“My work investigates a world of visual intoxication; it captures moments of enchantment, which are associated with urban nightlife,"
"I am fascinated by the ambiance of the city at night and its seductive qualities. The breathtaking turbulence of speeding vehicles and hasty pedestrians evoke feelings of wonder and disorientation. The vibrant lights become a magical landscape with enticing opportunities and promises of fulfillment.”
“I suggest motion in order to slow down the scene and capture the fleeting moments, which tend to be forgotten,” she says. “By interpreting lights in graphic or painterly ways, I create a sense of space, alluding to a hallucinogenic experience. I want the viewer’s eye to travel within my composition and experience a familiar exhilarating event of an actual nightly excursion.”

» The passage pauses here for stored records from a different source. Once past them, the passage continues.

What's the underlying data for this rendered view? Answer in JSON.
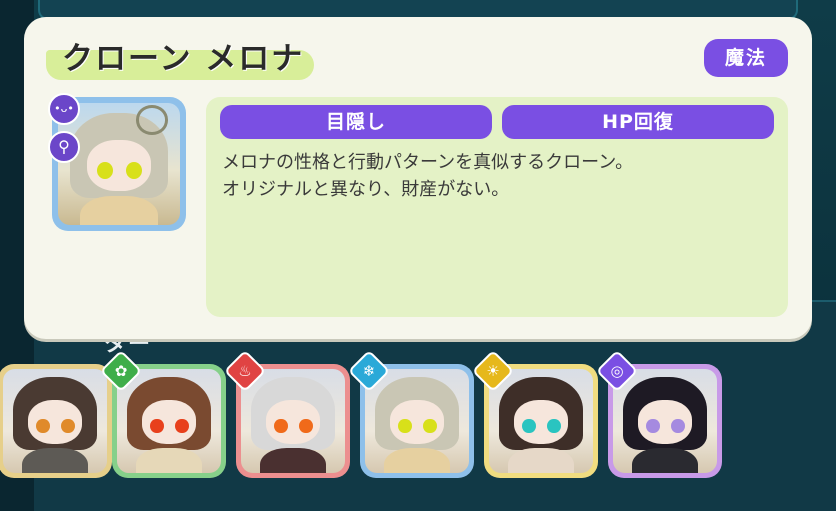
{
  "character": {
    "name": "クローン メロナ",
    "type_label": "魔法",
    "skills": [
      "目隠し",
      "HP回復"
    ],
    "description": "メロナの性格と行動パターンを真似するクローン。\nオリジナルと異なり、財産がない。"
  },
  "badges": [
    {
      "icon": "devil-face-icon",
      "glyph": "•ᴗ•"
    },
    {
      "icon": "key-icon",
      "glyph": "⚲"
    }
  ],
  "background_label": "ター",
  "roster": [
    {
      "name": "tile-1",
      "frame": "#e6cf8a",
      "elem": null,
      "hair": "#4a3a32",
      "eye": "#e08a2a",
      "body": "#5d5a55"
    },
    {
      "name": "tile-2",
      "frame": "#86d08a",
      "elem": {
        "icon": "leaf-icon",
        "color": "#3fae4a",
        "glyph": "✿"
      },
      "hair": "#7a4a30",
      "eye": "#e8401c",
      "body": "#e6d8b8"
    },
    {
      "name": "tile-3",
      "frame": "#ec8f8f",
      "elem": {
        "icon": "fire-icon",
        "color": "#e04343",
        "glyph": "♨"
      },
      "hair": "#d8d8d8",
      "eye": "#f06a1a",
      "body": "#4a3030"
    },
    {
      "name": "tile-4",
      "frame": "#8ec0ea",
      "elem": {
        "icon": "snowflake-icon",
        "color": "#2aa9d8",
        "glyph": "❄"
      },
      "hair": "#c9c6b4",
      "eye": "#d8e01a",
      "body": "#e6d0a0"
    },
    {
      "name": "tile-5",
      "frame": "#f0dc80",
      "elem": {
        "icon": "sun-icon",
        "color": "#e6b81c",
        "glyph": "☀"
      },
      "hair": "#3e2e28",
      "eye": "#2ac4c0",
      "body": "#e6d8c8"
    },
    {
      "name": "tile-6",
      "frame": "#c89ae8",
      "elem": {
        "icon": "vortex-icon",
        "color": "#7a4fe3",
        "glyph": "◎"
      },
      "hair": "#1e1a24",
      "eye": "#a58ae0",
      "body": "#2a2a30"
    }
  ]
}
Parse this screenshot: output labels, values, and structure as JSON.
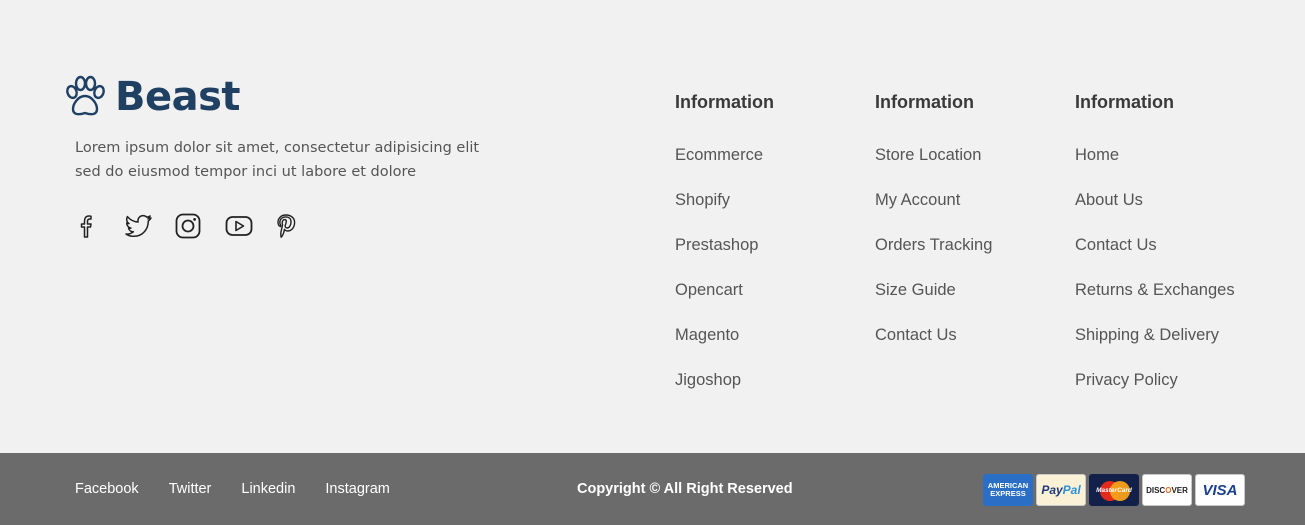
{
  "brand": {
    "name": "Beast",
    "tagline": "Lorem ipsum dolor sit amet, consectetur adipisicing elit sed do eiusmod tempor inci ut labore et dolore",
    "logo_color": "#1f3f63"
  },
  "socials": [
    {
      "icon": "facebook-icon"
    },
    {
      "icon": "twitter-icon"
    },
    {
      "icon": "instagram-icon"
    },
    {
      "icon": "youtube-icon"
    },
    {
      "icon": "pinterest-icon"
    }
  ],
  "columns": [
    {
      "title": "Information",
      "items": [
        "Ecommerce",
        "Shopify",
        "Prestashop",
        "Opencart",
        "Magento",
        "Jigoshop"
      ]
    },
    {
      "title": "Information",
      "items": [
        "Store Location",
        "My Account",
        "Orders Tracking",
        "Size Guide",
        "Contact Us"
      ]
    },
    {
      "title": "Information",
      "items": [
        "Home",
        "About Us",
        "Contact Us",
        "Returns & Exchanges",
        "Shipping & Delivery",
        "Privacy Policy"
      ]
    }
  ],
  "bottom": {
    "links": [
      "Facebook",
      "Twitter",
      "Linkedin",
      "Instagram"
    ],
    "copyright": "Copyright  © All Right Reserved",
    "background": "#6b6b6b"
  },
  "payments": {
    "amex": "AMERICAN EXPRESS",
    "amex_line1": "AMERICAN",
    "amex_line2": "EXPRESS",
    "paypal_1": "Pay",
    "paypal_2": "Pal",
    "mastercard": "MasterCard",
    "discover_1": "DISC",
    "discover_2": "O",
    "discover_3": "VER",
    "visa": "VISA"
  }
}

Lee Price is an American contemporary figurative realist painter. She focuses on the subject of food with the solitary female figure in private, intimate settings - figures that are always lost in what might appear to be the bliss of consumption in highly unusual environments and portrayed from a unique aerial point of view via.
The Department of Astounding Hyperrealism has previously featured the jaw-dropping work of Los Angeles-based Japanese hyperrealist sculptor Kazuhiro Tsuji because of his astonishingly lifelike bust of Abraham Lincoln. Today our minds have been blown once again by two more of Tsuji’s sculptures, portraits of artists Salvador Dalí and Andy Warhol. Both silicone sculpted, mixed media busts are larger than life - much like both artists seemed to be in real life - and so incredibly detailed that we keep waiting for them to blink or wink or maybe even speak.
Luciano Ventrone born in Rome in 1942, studied art at Rome’s Liceo Artistico and enrolled in an architecture progam in the mid-1960s. He ended his coursework, however, in 1968 in order to devote his time to painting. Throughout his career, he has explored the possibilities of sight and optics. By the 1980s, he developed this interest into a close reading of the details of his subjects. These paintings led to his signature style, characterized by brilliant lighting and meticulous representation.
It is Ventrone’s technique that grants his subjects an intense clarity. First, the artist carefully stages his still lifes and his figures under strong artificial lighting. He then photographs them and paints from the photographs. This approach creates a kind of contemporary camera obscura, illuminating details that are not visible through ordinary sight….
“I tried to create my own vision of reality, based on one hand on a personal collection of objects and on the other, on a meticulously realistic analysis of those fragments of reality, as a contrast to Oldenburg’s ‘pop’ proposal.”